Kelly, a Manchester City fanatic, who spent a year as that club’s official artist produced 94 paintings for an exhibition at Clark Art in Hale last year and within a few days every one had been sold, including the three biggest canvases which both fetched over £10,000.
What’s so great about Ben Kelly?
His work is in private collections including that of the Turner Prize winner Mark Wallinger and interior designer David Carter. His work is also in National Football Museum.
Why we are impressed
Ben’s paintings have been described by Dr Rina Arya, a top art critic, as ‘following in the footsteps of Lowry in celebrating the everydayness of life, people carrying out their daily rituals and routines.’
Colin Taylor has 30 years’ experience of climbing and working in mountains in Europe, South America and Asia. He was born in the Midlands and studied art and drama at Trent Polytechnic in the mid-eighties. He then moved to Manchester, and set up a company in the outdoor leisure industry which still influences his artwork and more specifically, the context for A Short Walk in the Big Landscape; a series of nine solo exhibitions that toured England in 2008/09.
What’s so great about Colin Taylor?
In 2011, he exhibited nearly 40 drawings at the Liverpool Anglican Cathedral, the first time a single artist had been invited to focus on the building’s architecture. He has also had solo exhibitions in New York, Cologne and in 2014, Washington DC.
He is nearing the end of a four year project with the Manchester-based property developer, Bruntwood plc, working on a series of cityscapes, looking across the city’s skyline from a number of their properties. An exhibition of this work is being planned for this year.
Why we are impressed
Colin Taylor is also a climber and his paintings are influenced by this. He says: ‘For some time I had been sure there was some kind of reciprocal relationship between the experience of being within a huge natural landscape and my own art practice. It took time before this connection became obvious enough for me to understand that climbing mountains was less of a physical activity and much more of a psychological challenge.
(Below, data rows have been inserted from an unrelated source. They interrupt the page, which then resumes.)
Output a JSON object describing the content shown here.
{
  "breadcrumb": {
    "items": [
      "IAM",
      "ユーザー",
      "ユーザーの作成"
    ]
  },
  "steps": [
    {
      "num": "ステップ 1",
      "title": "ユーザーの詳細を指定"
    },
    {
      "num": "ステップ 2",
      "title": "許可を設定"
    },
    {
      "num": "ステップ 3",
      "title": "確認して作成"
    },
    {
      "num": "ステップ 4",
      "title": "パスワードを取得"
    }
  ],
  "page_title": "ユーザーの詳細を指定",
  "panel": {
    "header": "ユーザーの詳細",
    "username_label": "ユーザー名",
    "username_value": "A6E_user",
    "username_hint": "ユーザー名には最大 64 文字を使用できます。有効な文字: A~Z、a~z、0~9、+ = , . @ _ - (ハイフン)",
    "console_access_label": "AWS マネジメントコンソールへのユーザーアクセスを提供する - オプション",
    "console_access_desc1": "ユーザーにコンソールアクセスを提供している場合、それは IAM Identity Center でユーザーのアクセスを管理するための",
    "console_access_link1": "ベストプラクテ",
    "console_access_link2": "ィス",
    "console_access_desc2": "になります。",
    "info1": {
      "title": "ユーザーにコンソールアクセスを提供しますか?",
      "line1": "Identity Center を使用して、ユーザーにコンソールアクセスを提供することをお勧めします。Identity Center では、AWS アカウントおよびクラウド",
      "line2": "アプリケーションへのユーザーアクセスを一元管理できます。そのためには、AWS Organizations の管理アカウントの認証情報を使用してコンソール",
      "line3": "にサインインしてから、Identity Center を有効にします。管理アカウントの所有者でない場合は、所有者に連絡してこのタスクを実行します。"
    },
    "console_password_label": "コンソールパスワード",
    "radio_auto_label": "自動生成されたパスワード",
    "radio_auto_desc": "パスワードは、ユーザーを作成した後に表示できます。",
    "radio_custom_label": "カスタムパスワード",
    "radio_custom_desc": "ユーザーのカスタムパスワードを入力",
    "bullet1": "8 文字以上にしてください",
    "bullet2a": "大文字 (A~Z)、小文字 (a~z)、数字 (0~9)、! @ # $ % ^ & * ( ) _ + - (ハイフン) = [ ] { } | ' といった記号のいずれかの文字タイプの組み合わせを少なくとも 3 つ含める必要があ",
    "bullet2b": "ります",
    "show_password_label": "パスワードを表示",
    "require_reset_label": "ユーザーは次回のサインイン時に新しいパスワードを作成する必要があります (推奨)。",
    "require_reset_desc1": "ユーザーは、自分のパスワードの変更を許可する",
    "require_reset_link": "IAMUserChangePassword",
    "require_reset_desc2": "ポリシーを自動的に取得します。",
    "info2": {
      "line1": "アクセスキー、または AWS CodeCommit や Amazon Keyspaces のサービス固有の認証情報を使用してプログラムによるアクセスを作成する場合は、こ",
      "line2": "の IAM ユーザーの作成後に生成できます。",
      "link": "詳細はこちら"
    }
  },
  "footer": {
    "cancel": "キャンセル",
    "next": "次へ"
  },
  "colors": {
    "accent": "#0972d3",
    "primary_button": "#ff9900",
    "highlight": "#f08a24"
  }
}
That realisation meant that I had to find a way of embedding something of the effort and emotion experienced into my work and not just reproduce the visual panorama in a factual and leaden way.’